When you’ve written an unauthorized biography with some scathing details about the world’s most powerful woman, there’s bound to be some backlash. But Kitty Kelley, author of Oprah: A Biography, is no stranger to controversy.
The 68-year-old author — who has previously penned scintillating tell-alls about Frank Sinatra, Nancy Reagan, and Liz Taylor — is releasing a new tome about her latest subject, Oprah Winfrey.
Winfrey, 56, wanted no part of Kelley’s project, and with the details that are being dangled in advance of the book — which goes on sale tomorrow — it’s not hard to understand why.
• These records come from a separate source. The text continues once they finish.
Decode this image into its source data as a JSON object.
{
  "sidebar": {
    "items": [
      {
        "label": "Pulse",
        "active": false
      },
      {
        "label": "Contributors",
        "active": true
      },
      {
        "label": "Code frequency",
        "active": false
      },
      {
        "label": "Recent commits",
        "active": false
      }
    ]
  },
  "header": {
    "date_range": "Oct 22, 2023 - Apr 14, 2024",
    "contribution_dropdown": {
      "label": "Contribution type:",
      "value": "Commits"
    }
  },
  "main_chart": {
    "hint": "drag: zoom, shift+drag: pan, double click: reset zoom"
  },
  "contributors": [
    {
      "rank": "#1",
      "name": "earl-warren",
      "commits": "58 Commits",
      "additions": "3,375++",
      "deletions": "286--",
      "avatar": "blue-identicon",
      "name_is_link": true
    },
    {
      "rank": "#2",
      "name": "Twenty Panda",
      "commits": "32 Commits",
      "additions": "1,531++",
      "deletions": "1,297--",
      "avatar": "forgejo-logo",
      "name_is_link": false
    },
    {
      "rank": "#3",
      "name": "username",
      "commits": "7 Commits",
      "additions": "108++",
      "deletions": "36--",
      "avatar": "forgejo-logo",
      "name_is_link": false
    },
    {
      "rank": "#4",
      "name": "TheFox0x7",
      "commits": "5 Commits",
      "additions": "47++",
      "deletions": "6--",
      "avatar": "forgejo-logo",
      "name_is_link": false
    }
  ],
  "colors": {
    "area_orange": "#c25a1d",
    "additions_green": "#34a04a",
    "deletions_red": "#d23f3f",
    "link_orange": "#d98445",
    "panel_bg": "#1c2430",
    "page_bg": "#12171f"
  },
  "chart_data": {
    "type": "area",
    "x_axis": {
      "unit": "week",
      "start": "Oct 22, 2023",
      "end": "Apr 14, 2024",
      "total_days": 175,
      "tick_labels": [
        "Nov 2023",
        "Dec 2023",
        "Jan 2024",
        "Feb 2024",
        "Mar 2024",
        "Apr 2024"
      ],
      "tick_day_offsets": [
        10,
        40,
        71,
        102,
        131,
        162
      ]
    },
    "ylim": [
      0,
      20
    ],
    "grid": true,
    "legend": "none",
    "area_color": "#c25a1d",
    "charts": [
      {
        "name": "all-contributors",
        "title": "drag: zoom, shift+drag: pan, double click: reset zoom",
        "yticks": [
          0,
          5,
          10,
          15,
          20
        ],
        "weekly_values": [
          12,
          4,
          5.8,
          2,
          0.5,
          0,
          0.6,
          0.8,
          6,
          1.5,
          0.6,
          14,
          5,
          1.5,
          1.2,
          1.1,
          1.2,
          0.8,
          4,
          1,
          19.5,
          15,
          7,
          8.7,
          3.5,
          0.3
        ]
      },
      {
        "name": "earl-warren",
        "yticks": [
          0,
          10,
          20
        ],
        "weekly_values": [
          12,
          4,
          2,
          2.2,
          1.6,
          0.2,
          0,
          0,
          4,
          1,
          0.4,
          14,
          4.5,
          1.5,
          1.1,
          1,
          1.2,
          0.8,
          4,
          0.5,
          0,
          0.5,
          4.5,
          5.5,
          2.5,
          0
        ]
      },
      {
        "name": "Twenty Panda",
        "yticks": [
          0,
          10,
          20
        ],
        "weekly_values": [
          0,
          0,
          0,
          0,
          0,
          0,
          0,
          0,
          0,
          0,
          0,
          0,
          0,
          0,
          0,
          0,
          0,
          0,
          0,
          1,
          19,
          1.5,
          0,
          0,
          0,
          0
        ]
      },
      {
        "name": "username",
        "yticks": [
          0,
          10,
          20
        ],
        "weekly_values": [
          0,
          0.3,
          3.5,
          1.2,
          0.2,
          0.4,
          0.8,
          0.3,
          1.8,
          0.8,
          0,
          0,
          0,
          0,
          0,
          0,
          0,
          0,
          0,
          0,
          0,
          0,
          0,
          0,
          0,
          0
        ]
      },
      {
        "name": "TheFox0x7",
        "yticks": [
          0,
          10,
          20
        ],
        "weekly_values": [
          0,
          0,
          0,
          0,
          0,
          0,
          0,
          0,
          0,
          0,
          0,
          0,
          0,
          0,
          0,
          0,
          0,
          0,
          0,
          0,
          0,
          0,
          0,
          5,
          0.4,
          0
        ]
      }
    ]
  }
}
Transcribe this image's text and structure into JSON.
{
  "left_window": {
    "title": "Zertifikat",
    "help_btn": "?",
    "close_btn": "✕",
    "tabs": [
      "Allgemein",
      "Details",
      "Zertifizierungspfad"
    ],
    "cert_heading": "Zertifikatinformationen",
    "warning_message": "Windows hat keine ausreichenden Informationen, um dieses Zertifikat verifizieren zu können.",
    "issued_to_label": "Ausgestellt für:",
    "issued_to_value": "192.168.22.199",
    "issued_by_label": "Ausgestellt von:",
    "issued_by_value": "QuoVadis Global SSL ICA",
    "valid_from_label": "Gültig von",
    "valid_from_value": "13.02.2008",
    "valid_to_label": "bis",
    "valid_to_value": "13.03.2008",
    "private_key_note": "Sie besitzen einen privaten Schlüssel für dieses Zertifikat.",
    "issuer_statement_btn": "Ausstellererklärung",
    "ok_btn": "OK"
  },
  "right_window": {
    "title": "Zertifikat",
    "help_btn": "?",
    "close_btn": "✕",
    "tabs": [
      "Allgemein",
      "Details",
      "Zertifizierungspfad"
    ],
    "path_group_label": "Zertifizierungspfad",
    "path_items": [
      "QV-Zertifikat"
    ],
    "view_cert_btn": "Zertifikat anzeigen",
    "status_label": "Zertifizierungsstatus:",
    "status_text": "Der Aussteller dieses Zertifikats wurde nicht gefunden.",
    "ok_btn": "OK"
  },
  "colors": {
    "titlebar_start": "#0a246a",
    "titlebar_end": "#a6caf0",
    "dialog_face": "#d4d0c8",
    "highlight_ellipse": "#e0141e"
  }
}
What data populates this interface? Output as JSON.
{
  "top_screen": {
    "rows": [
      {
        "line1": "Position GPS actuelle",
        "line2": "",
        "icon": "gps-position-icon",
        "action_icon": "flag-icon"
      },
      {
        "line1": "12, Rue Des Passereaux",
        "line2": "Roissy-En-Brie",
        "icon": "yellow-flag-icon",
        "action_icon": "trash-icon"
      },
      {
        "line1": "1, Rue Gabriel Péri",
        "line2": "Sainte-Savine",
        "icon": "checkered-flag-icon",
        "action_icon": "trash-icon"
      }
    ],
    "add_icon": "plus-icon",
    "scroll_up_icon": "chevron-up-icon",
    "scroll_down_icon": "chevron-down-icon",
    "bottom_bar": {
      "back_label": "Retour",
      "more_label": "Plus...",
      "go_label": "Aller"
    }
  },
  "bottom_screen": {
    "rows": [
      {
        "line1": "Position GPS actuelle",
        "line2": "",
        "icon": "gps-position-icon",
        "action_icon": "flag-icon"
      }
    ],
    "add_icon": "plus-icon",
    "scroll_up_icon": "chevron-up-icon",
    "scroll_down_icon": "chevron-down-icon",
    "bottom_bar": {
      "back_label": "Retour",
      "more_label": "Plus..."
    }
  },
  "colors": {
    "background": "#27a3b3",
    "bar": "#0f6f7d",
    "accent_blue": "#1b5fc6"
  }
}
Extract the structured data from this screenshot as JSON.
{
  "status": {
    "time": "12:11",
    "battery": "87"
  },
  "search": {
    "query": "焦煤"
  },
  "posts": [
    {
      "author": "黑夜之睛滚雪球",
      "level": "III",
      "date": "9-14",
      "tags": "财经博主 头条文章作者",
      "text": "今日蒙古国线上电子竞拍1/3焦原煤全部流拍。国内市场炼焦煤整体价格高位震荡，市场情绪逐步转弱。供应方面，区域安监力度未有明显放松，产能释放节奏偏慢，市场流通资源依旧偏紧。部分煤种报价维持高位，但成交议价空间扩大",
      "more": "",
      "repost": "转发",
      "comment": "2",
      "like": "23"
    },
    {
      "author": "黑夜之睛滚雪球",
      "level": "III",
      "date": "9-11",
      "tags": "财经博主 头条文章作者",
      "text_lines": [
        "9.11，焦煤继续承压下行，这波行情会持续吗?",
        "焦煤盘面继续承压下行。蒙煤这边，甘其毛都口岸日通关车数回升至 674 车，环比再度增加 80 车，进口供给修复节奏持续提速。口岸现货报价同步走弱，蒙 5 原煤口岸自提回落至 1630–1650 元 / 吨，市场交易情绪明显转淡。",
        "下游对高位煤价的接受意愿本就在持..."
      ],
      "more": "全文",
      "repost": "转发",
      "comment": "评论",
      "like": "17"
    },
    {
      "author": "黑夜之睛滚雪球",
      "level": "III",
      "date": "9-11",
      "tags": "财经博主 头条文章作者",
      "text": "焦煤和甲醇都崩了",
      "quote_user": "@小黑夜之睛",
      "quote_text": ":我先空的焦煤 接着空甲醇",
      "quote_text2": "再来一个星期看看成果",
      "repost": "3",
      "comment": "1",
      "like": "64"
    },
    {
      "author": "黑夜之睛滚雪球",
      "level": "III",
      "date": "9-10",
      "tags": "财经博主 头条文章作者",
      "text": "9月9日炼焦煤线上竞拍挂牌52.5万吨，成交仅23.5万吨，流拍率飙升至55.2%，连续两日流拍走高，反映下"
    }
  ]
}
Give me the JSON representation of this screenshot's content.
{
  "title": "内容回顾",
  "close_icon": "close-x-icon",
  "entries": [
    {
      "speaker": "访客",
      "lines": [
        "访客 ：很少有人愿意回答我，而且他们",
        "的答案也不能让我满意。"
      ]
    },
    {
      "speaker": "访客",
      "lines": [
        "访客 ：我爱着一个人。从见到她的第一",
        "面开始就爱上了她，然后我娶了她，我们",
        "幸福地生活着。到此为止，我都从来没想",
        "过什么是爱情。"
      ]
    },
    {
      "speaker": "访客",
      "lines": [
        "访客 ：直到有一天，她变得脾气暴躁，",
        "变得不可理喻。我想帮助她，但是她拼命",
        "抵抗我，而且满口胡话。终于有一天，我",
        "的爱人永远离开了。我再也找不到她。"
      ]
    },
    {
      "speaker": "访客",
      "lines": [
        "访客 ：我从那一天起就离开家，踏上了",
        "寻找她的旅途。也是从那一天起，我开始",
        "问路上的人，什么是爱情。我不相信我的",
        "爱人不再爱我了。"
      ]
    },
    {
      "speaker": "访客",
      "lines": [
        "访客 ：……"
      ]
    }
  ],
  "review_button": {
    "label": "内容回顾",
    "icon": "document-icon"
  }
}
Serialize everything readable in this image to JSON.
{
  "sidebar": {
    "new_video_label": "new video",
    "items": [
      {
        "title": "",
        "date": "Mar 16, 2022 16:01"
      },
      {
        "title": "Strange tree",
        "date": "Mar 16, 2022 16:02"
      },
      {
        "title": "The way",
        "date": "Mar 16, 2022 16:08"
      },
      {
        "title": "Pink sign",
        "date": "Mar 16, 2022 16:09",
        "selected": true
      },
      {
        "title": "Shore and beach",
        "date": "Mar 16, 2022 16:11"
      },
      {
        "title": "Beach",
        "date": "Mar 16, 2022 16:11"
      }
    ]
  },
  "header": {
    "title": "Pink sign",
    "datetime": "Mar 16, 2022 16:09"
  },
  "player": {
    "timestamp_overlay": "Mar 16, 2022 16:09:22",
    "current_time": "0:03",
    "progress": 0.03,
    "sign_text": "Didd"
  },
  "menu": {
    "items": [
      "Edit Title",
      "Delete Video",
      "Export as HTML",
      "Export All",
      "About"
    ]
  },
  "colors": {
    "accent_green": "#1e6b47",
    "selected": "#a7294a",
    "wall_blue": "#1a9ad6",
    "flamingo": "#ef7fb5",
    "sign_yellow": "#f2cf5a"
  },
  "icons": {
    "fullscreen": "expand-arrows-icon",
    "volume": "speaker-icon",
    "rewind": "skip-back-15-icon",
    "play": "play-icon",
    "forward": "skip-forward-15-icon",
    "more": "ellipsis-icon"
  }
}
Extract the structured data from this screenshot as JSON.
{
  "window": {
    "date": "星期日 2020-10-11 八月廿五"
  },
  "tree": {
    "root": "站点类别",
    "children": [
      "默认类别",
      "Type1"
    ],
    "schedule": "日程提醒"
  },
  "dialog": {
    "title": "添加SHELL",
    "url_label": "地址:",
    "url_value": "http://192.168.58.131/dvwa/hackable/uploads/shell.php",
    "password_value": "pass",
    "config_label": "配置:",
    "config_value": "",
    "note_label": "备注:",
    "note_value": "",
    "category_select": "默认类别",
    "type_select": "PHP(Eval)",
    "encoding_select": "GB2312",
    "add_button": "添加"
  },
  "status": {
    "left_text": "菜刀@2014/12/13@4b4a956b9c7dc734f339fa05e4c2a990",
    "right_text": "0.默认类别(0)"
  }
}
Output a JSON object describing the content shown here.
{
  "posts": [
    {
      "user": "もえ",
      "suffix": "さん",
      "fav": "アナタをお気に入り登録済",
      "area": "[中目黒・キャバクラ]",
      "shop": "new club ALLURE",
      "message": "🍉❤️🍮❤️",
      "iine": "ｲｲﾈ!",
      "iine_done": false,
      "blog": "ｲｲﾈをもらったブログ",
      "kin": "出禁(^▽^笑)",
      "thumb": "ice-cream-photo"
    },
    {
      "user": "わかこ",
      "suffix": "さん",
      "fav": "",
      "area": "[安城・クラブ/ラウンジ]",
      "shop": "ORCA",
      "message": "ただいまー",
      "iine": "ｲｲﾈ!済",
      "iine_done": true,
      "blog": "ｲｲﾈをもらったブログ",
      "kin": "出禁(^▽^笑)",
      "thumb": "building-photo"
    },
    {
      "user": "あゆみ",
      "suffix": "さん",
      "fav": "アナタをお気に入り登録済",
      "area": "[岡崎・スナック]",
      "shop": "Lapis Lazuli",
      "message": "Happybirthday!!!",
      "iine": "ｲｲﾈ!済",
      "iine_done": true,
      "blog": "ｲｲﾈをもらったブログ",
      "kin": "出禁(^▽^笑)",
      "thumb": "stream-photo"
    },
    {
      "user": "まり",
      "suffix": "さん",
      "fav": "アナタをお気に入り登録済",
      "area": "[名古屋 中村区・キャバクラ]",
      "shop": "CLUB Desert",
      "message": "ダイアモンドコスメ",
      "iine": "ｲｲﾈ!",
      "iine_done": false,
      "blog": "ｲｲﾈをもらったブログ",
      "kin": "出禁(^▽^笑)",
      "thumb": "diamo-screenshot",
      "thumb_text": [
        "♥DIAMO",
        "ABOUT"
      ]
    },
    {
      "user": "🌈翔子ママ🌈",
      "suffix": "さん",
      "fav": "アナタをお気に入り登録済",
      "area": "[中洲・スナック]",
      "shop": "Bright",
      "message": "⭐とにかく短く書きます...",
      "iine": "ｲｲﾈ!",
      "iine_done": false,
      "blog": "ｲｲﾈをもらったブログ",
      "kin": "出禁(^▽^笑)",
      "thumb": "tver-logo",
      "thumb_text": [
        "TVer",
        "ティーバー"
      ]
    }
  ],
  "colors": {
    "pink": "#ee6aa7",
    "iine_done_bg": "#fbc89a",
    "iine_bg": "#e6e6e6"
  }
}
The author, who claims she is a Winfrey fan, talked to Matt Lauer this morning on The Today Show about the talk show queen: “There are so many secrets in her life, secrets about her relationship, secrets within her family….”
Kelley’s research for the book entailed interviews with 850 sources, including some of Winfrey’s family members, and the author claims she got a glance at Winfrey’s unreleased 1993 biography.
In it, Winfrey allegedly described herself as a “prostitute” during her promiscuous teenage years. Kelley said she found that description to be “rather harsh,” but acknowledged that time of Winfrey’s life was “really kind of a natural outgrowth of a terrible, terrible sexual molestation she endured.”
The topic of romance is touched on in Kelley’s book: Winfrey allegedly had a doomed relationship with John Tesh (which apparently went awry due to the fact that it was an interracial romance) and the book also looks at the talk-show queen’s current relationship with her live-in love, businessman Stedman Graham (who Kelley described to USA Today as “boring as hell”).
One thing Kelley said she didn’t do in the book is “out” Winfrey. “I know people are expecting me to ‘out’ her. But I think she’s just asexual,” Kelley said, adding, “She’s poured all of her energies into her career. And if she is, she is never ever, ever going to come out. So relax, people.”
Perhaps the most shocking thing written in the book is that a relative of Winfrey’s, called “Aunt” Katharine Carr Esters, confided to Kelley her assertion that Vernon Winfrey is not actually Oprah’s biological father.
Kelley explained to Lauer, “I spent three days with [Esters], and over that time she told me who Oprah’s real father was and swore me to secrecy. So here I am writing a book about a secret keeper and I get pulled in and I keep a secret myself.” Kelley didn’t seem to keep many secrets in her recent USA Today interview, though. Esters allegedly also told Kelley that Winfrey’s family doesn’t believe her claims of sexual abuse as a child. “I don’t believe a bit of it,” Esters told Kelley. “No one in the family believes her stories, but now that she’s so rich and powerful everyone is afraid to contradict her.”
The author promises, “I tried to give both sides,” but went on to speculate about her subject, “Oprah’s stories are colorful and a bit over the top. Maybe they’re just little exaggerations.”